As for Jones’ medications, dutasteride is the active ingredient in Avodart, a medication for men with enlarged prostates, while the active ingredient in Nizoral is a dandruff-fighting antifungal. Both drugs showed some hair-restoration properties in a few contested clinical trials. For Wasserbauer, the current gold standard is platelet-rich plasma (PRP), in which a patient’s blood is centrifuged to concentrate plasma that contains growth-stimulating proteins and then injected into the scalp. Some call it the vampire hair lift. But it’s an imperfect science. “It does a beautiful job 60 to 80 percent of the time,” she says.
Then there are new product lines, such as évolis, which was launched in November 2016 by Cellmid, an Australian life-sciences company. The évolis shampoos and sprays are infused with natural extracts that allegedly inhibit the growth of scalp proteins restricting hair growth. The company announced sales of more than $1 million in Q1 2017. “Évolis has created a formula backed by science and powered by nature,” says Kerry Yates, cofounder of Colour Collective, the U.S. distributor of the products. Yates knows gaining traction will be challenging; she blames other companies’ underperforming products for consumers’ skepticism of new brands.

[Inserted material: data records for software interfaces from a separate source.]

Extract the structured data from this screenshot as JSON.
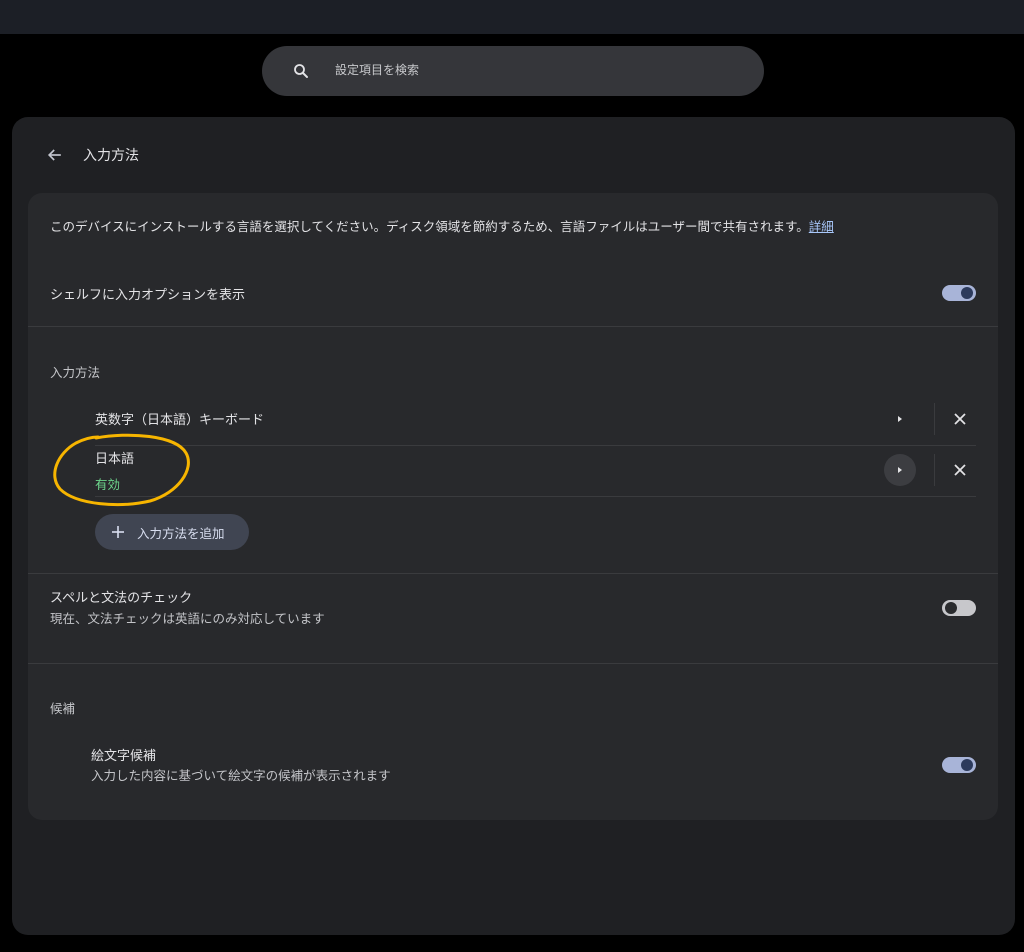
{
  "search": {
    "placeholder": "設定項目を検索"
  },
  "header": {
    "title": "入力方法"
  },
  "description": {
    "text": "このデバイスにインストールする言語を選択してください。ディスク領域を節約するため、言語ファイルはユーザー間で共有されます。",
    "link": "詳細"
  },
  "shelf_option": {
    "label": "シェルフに入力オプションを表示",
    "enabled": true
  },
  "input_methods": {
    "section_title": "入力方法",
    "items": [
      {
        "name": "英数字（日本語）キーボード",
        "status": ""
      },
      {
        "name": "日本語",
        "status": "有効"
      }
    ],
    "add_label": "入力方法を追加"
  },
  "spell_check": {
    "label": "スペルと文法のチェック",
    "sublabel": "現在、文法チェックは英語にのみ対応しています",
    "enabled": false
  },
  "suggestions": {
    "section_title": "候補",
    "emoji": {
      "label": "絵文字候補",
      "sublabel": "入力した内容に基づいて絵文字の候補が表示されます",
      "enabled": true
    }
  },
  "colors": {
    "accent": "#a8c7fa",
    "enabled_text": "#6dd58c",
    "annotation": "#f7b500"
  },
  "icons": [
    "search-icon",
    "back-arrow-icon",
    "chevron-right-icon",
    "close-icon",
    "plus-icon"
  ]
}
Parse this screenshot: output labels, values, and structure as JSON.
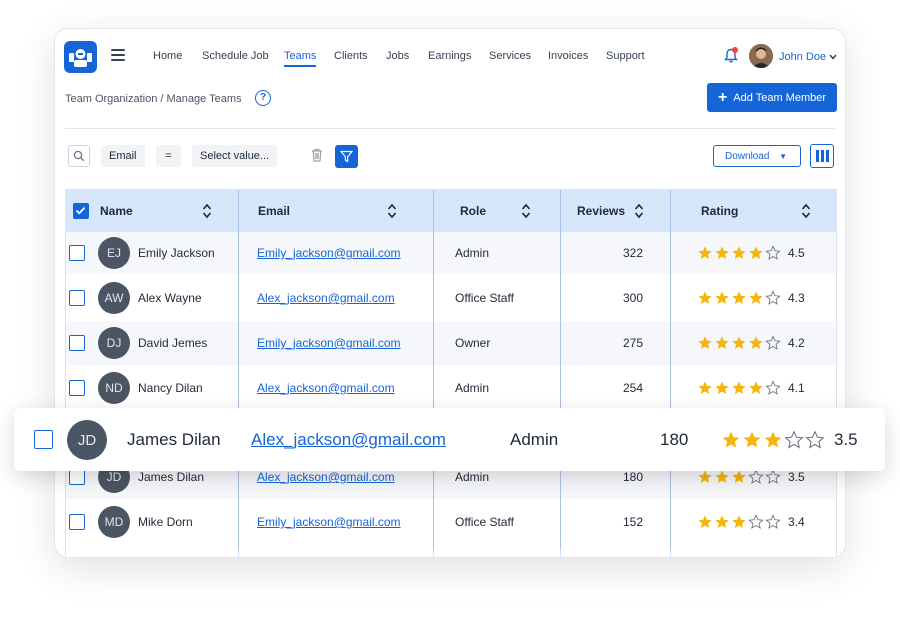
{
  "nav": {
    "items": [
      {
        "label": "Home",
        "active": false
      },
      {
        "label": "Schedule Job",
        "active": false
      },
      {
        "label": "Teams",
        "active": true
      },
      {
        "label": "Clients",
        "active": false
      },
      {
        "label": "Jobs",
        "active": false
      },
      {
        "label": "Earnings",
        "active": false
      },
      {
        "label": "Services",
        "active": false
      },
      {
        "label": "Invoices",
        "active": false
      },
      {
        "label": "Support",
        "active": false
      }
    ]
  },
  "user": {
    "name": "John Doe"
  },
  "page": {
    "breadcrumb": "Team Organization / Manage Teams",
    "help": "?",
    "add_button": "Add Team Member"
  },
  "filters": {
    "field": "Email",
    "operator": "=",
    "value_placeholder": "Select value..."
  },
  "toolbar": {
    "download_label": "Download"
  },
  "table": {
    "columns": [
      "Name",
      "Email",
      "Role",
      "Reviews",
      "Rating"
    ],
    "rows": [
      {
        "initials": "EJ",
        "name": "Emily Jackson",
        "email": "Emily_jackson@gmail.com",
        "role": "Admin",
        "reviews": "322",
        "rating": "4.5"
      },
      {
        "initials": "AW",
        "name": "Alex Wayne",
        "email": "Alex_jackson@gmail.com",
        "role": "Office Staff",
        "reviews": "300",
        "rating": "4.3"
      },
      {
        "initials": "DJ",
        "name": "David Jemes",
        "email": "Emily_jackson@gmail.com",
        "role": "Owner",
        "reviews": "275",
        "rating": "4.2"
      },
      {
        "initials": "ND",
        "name": "Nancy Dilan",
        "email": "Alex_jackson@gmail.com",
        "role": "Admin",
        "reviews": "254",
        "rating": "4.1"
      },
      {
        "initials": "JD",
        "name": "James Dilan",
        "email": "Alex_jackson@gmail.com",
        "role": "Admin",
        "reviews": "180",
        "rating": "3.5"
      },
      {
        "initials": "MD",
        "name": "Mike Dorn",
        "email": "Emily_jackson@gmail.com",
        "role": "Office Staff",
        "reviews": "152",
        "rating": "3.4"
      }
    ]
  },
  "highlight": {
    "initials": "JD",
    "name": "James Dilan",
    "email": "Alex_jackson@gmail.com",
    "role": "Admin",
    "reviews": "180",
    "rating": "3.5"
  },
  "colors": {
    "accent": "#1565d8",
    "star": "#f5b50a",
    "header_bg": "#d6e6fb"
  }
}
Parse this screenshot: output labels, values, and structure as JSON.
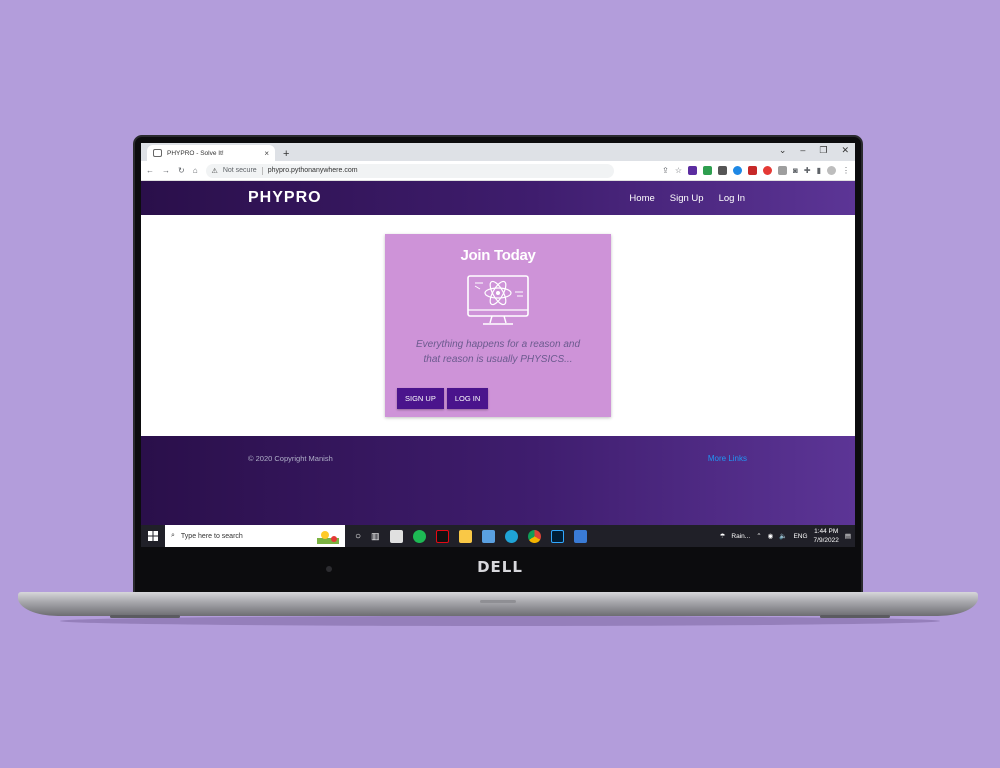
{
  "browser": {
    "tab_title": "PHYPRO - Solve It!",
    "new_tab": "+",
    "close_tab": "×",
    "security_label": "Not secure",
    "url": "phypro.pythonanywhere.com"
  },
  "site": {
    "logo": "PHYPRO",
    "nav": [
      "Home",
      "Sign Up",
      "Log In"
    ],
    "card": {
      "title": "Join Today",
      "quote": "Everything happens for a reason and that reason is usually PHYSICS...",
      "signup_button": "SIGN UP",
      "login_button": "LOG IN"
    },
    "footer": {
      "copyright": "© 2020 Copyright Manish",
      "more_links": "More Links"
    }
  },
  "taskbar": {
    "search_placeholder": "Type here to search",
    "weather": "Rain...",
    "language": "ENG",
    "time": "1:44 PM",
    "date": "7/9/2022"
  },
  "laptop": {
    "brand": "DELL"
  },
  "colors": {
    "background": "#b39ddb",
    "nav_gradient_start": "#2a0f4a",
    "nav_gradient_end": "#5c3596",
    "card": "#ce93d8",
    "button": "#4a148c",
    "link": "#2196f3"
  }
}
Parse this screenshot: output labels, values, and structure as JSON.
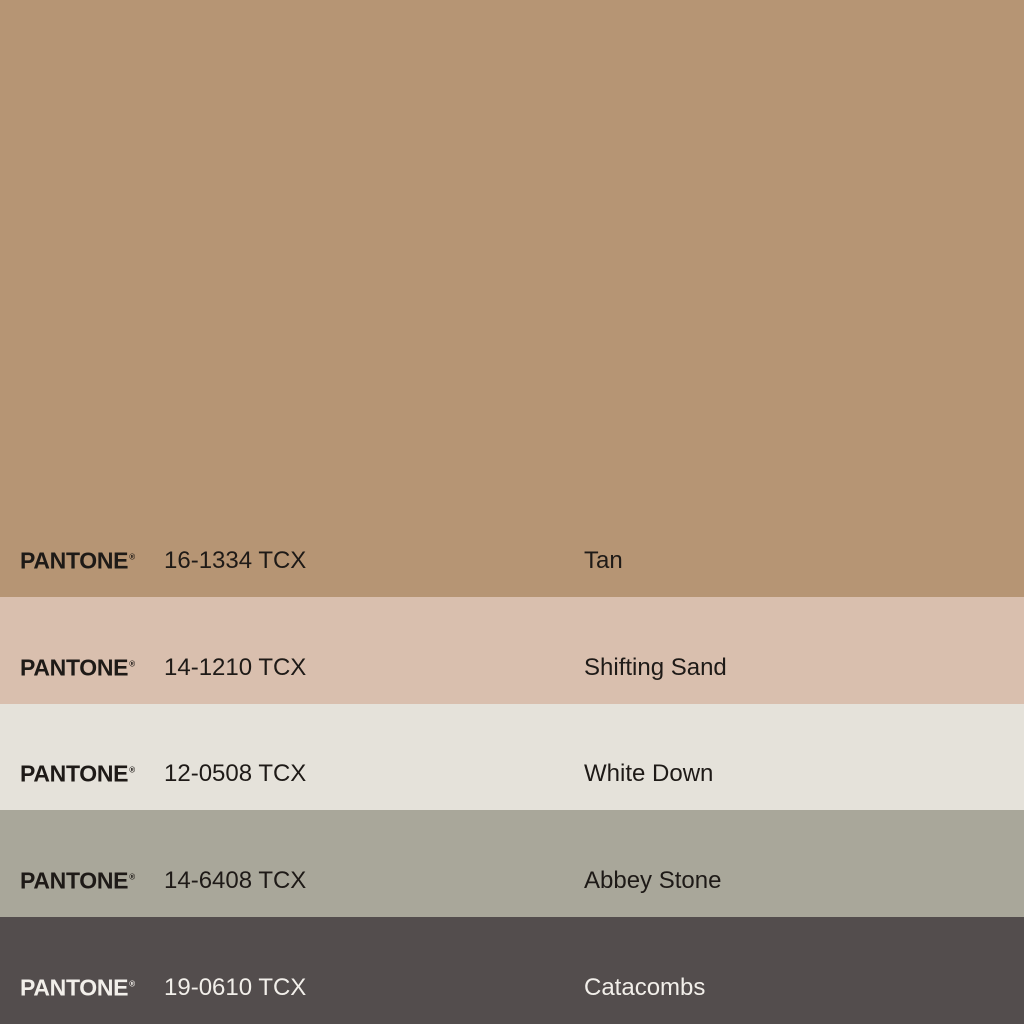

Three Cellmid-sponsored studies have shown promise, but they’re on the small side — a total of 82 participants in two studies that tested the products and an additional 39 volunteers in a third study giving the magic ingredient a workout. Yates also directs me to enthusiastic patient testimonials — but Wasserbauer looks at science, not stories. “A caveat: When I started doing this for a living, people would talk about stem-cell therapy as if [it were] five to 10 years down the line,” she says. “I’ve been in the field 20 years, and they still say five to 10 years.”